The first one listed is my favorite, the rest are in no particular order.
Band of Horses, “Cease To Begin”: Ben Bridwell and crew have no idea whatsoever what the adage “sophomore slump” means. Their second album is chock full of epic, soaring and memorable tunes. Nowhere else can a song contain a trite lyric like “the worlds such a wonderful place” and sound so damn good. Here’s a terrific cut from the album, called “Cigarettes, Wedding Bands”
Kings of Leon, “Because of the Times”: Their show in October here in Boston was a bit of a coming-out party for me – it was the first show I’d seen post-twins and it was a hell of a way to jump back into the fray. Tight pants and a tighter band made me really revisit this record and I quickly realized that, yes, it’s possible to still like radio-friendly old-school rock and roll. Here’s “On Call”:
The New Pornographers, “Challengers”: god bless this band. If there’s any band out there making instantly memorable, hum along, have-it-memorized-in-five-minutes music, it’s this sweet band of Canadians. As usual, there’s too many good songs to choose from so I’m just literally going to close my eyes and stick a pencil on a song title. Enjoy “All The Old Showstoppers”
Youth Group, “Casino Twilight Dogs”: This one came out of nowhere. My friend Dave sent along the recommendation so I checked out a few songs and WHAM! It just hit me like a ton of bricks. They’re Australian and while some of their songs are Dylan-esque, others become their own due to the singer’s excellent voice. Check out this two-and-half-minute gem called “TJ” and know (and appreciate) that their sound varies from this. Very good stuff.
The Frames, “The Cost”: How exactly did I miss this band for so long??? I actually saw them a few years back in Boston and really liked it, but just never got around to picking anything up by them. What an ass-tard I was for that! The good news? Not only did I have their fabulous 2007 album to listen to, but I also got to go back and enjoy the many others they have! I love that. So, here’s the skinny: they’re Irish, their songs are just……grand and they have an intense and very talented songwriter and singer (see here for a much better write-up than I’ll ever put forth). Please enjoy “Falling Slowly” here, because I think it might be my favorite song of the year.

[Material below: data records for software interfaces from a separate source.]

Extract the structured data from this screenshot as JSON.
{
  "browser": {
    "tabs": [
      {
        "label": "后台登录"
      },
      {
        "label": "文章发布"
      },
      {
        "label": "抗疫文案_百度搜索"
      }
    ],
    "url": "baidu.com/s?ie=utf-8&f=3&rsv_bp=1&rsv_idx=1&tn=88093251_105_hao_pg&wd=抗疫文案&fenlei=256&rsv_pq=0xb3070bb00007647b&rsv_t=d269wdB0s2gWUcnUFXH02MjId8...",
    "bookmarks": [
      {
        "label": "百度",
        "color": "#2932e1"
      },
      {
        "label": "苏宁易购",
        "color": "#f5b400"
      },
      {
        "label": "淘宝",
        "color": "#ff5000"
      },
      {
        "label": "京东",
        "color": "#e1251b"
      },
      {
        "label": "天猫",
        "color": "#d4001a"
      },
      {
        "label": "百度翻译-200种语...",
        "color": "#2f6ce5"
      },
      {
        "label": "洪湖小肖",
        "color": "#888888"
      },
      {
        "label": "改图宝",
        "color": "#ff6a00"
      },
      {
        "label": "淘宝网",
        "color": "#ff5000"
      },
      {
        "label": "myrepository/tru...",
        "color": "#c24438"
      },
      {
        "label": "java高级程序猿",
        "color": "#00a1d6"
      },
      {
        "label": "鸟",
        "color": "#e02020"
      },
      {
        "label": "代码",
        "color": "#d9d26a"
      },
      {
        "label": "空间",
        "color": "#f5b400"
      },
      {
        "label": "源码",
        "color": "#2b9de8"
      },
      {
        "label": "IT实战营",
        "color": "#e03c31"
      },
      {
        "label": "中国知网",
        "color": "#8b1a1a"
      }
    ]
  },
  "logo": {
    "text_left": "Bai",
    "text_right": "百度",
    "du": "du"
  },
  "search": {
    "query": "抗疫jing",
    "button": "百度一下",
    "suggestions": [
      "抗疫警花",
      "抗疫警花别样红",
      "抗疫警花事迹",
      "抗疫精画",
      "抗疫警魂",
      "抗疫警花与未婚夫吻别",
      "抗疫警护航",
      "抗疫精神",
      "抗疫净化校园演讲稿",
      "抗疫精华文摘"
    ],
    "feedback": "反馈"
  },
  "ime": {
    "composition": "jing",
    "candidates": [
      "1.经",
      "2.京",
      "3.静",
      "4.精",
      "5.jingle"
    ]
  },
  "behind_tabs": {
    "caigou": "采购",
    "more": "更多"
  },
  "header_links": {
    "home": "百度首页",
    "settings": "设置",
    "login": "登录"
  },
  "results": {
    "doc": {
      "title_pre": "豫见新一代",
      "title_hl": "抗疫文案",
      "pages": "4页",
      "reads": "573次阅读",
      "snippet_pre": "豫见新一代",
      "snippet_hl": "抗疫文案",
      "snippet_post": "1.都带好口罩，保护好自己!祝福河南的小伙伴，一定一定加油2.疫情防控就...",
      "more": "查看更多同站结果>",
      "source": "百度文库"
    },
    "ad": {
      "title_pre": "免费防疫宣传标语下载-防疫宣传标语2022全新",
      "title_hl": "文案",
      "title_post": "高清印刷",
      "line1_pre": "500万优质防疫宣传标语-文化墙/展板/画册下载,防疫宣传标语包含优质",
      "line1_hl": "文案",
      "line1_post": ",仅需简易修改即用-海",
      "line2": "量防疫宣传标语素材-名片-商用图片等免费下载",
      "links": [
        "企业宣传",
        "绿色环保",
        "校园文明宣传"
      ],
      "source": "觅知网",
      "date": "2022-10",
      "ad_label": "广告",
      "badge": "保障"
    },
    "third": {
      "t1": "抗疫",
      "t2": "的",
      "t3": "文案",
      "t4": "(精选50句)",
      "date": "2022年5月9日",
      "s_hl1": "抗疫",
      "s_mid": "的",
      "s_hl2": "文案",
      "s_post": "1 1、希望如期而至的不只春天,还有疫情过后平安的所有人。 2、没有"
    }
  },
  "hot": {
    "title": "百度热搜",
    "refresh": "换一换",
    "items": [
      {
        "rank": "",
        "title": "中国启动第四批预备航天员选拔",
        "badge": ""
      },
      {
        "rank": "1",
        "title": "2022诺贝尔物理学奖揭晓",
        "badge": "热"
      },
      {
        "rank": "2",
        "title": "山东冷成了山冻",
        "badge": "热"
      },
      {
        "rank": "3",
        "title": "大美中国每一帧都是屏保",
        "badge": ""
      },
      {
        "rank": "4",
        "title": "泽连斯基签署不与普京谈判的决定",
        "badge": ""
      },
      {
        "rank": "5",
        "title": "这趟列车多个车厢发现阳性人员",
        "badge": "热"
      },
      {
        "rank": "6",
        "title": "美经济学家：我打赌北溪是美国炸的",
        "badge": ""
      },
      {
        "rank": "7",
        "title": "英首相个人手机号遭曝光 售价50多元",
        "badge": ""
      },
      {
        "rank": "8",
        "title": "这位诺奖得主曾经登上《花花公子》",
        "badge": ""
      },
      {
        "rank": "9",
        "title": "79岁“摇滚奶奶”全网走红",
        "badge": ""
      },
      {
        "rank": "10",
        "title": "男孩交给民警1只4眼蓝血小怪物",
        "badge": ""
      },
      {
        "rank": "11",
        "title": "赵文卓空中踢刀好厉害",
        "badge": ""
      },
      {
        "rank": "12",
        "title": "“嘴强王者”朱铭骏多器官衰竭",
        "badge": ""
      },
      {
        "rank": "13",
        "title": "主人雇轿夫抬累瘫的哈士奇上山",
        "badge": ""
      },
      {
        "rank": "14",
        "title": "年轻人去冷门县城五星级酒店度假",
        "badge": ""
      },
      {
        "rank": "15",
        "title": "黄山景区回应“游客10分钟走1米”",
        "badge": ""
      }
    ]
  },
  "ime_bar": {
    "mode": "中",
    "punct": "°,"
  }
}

Fionne Regan, “The End of History”: I don’t know. Typically I dislike the whole “boy and his guitar” thing, but once in a while you hear something that just picks at you. This is one of them. Regan’s a young, talented and apparently simple songsmith whose songs leave you saying something along the lines of “I can probably play that. And sing it just as well.” But you just know you can’t. It’s one of those deals where he just makes it sound so damn easy. I’m jealous. I would have gotten more girls in school if I did what he does. Listen to “Put a Penny In The Slot.”
There you have it. I also did like Wilco’s newest offering and I guess it should be included here, but I cooled off on it too quickly, despite really loving “You Are My Face.” And so many people said that “Ga Ga Ga Ga Ga” was Spoon’s best record yet. I couldn’t disagree more. There’s a couple of spots there, but I was so disappointed by that one. Drats. I also discovered two 2006 offerings that warrant mentioning here: Field Music’s “Write Your Own History” and Midlake’s “The Trials of Van Occupanther” both offer similarly rich and very listenable, inventive music. I’m sorry to have missed those in ’06, but you can’t get ’em all.
Happy New Year!
Now playing: Fairport Convention – Percy’s Song